A few years ago, upon moving to England, I was out for drinks with a new friend, telling her about my most recent breakup.
I was left for another woman, and I chose to stay with this man my first few weeks in the city, as I didn’t want to be a burden on my friends.
“Oh, so you’re a masochist.” The words were delivered like a blunt blow, straight to my chest.
I mumbled some half-ass defence and drowned out the sound of my voice in gin. I was full of sh*t, and I knew it.
I believe that we choose our own suffering, whether it is a conscious choice or not. We justify it in our heads. We choose to play the victim. “This is just how it is.” “This always happens to me.” Sound familiar?

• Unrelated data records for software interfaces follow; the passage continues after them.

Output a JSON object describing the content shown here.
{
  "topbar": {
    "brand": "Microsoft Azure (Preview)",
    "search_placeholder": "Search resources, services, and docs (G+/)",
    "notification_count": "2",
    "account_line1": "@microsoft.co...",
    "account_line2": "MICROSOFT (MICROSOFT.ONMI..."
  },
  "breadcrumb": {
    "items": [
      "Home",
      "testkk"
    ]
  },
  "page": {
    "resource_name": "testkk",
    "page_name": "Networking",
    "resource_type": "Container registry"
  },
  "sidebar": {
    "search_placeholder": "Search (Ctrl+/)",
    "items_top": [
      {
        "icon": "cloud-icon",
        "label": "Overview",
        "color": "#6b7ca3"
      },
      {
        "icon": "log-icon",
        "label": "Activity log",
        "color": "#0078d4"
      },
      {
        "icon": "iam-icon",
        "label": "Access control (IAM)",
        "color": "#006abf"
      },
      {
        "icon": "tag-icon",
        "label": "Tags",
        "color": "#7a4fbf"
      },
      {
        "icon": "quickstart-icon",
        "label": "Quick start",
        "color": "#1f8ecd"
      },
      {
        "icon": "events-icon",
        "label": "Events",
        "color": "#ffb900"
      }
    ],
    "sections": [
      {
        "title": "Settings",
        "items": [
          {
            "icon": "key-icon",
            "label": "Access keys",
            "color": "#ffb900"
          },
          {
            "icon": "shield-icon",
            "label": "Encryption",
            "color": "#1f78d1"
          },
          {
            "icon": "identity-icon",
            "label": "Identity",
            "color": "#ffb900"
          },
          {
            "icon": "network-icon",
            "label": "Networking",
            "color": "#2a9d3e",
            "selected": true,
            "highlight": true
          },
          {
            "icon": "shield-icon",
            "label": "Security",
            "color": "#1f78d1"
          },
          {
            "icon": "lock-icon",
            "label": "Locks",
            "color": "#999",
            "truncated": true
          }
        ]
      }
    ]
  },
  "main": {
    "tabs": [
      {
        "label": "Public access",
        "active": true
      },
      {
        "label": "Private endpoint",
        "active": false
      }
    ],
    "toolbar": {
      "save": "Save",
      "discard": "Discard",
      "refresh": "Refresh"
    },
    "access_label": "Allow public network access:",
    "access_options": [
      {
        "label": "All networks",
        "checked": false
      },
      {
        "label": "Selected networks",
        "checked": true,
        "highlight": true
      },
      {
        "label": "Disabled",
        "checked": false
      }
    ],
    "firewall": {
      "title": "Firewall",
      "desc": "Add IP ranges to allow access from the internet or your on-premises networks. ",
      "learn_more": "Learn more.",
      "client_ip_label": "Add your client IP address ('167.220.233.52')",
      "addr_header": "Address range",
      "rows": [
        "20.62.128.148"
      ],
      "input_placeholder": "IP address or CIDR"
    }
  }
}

We create our own drama. And even when we create this reality, we usually pretend to not be aware of it. We put our careful creations in a nice little box, seal them tightly, shove the box behind a door and dare not to open the door ever again.
We choose to play the victim, because stepping into our own power is terrifying.
It is terrifying to acknowledge, accept and own the fact that we have power in our lives.
We have the power to say no.
We have the power to stand up for ourselves.
We have the power to take care of our bodies.
We have the power to go about our days calmly, or flip out every time something doesn’t go according to plan.
We have the power to say sorry.
We have the power to exist exclusively in healthy, nurturing relationships.
We have the power to choose suffering.
We have the power to choose joy.
Not owning our power allows us to live our lives in a really small way—a safe way, but a small way.
When we don’t own our power, it’s easy to point the finger at someone else every time something doesn’t go our way. It’s easy to blame someone else when we are hurt. It’s easy to push away our true desires because creativity and inspiration scare us—there is no guarantee it will work out.
True power is owning our stories. True power is being afraid and deciding to jump anyways.
Owning our power means saying no when it is of service to us. It means holding ourselves and others accountable for wrong doing. It means saying sorry.
Owning our power is honouring our health, eating what makes us feel deeply good in the long run. It is learning to be calm in the face of challenge, finding the ease in a difficult situation. It manifests as quitting the job that makes us miserable, or breaking up with the friends and partners who make us feel less than worthy of all the love and belonging the world has to offer.
Owning our power is choosing joy in all that we do, taking the risks in our personal life and professional life to create the existence we have dreamt of. It is learning where we have held ourselves back in the past, and choosing to not continue to let this story sit in the driver’s seat.
We only get to live in this body, in this context, for a short period of time. Why on earth would we want to waste that by pretending we are anything less than a force to be reckoned with? Why avoid risking failure, if that also means risking true joy?
Your life is yours to own, so be brave with it.
Be brave, and drop the struggle.
“Without bravery, you will never know the world as richly as it longs to be known. Without bravery, your life will remain small—far smaller than you probably wanted your life to be.” ~ Elizabeth Gilbert
Author: Annabelle Blythe
Editor: Nicole Cameron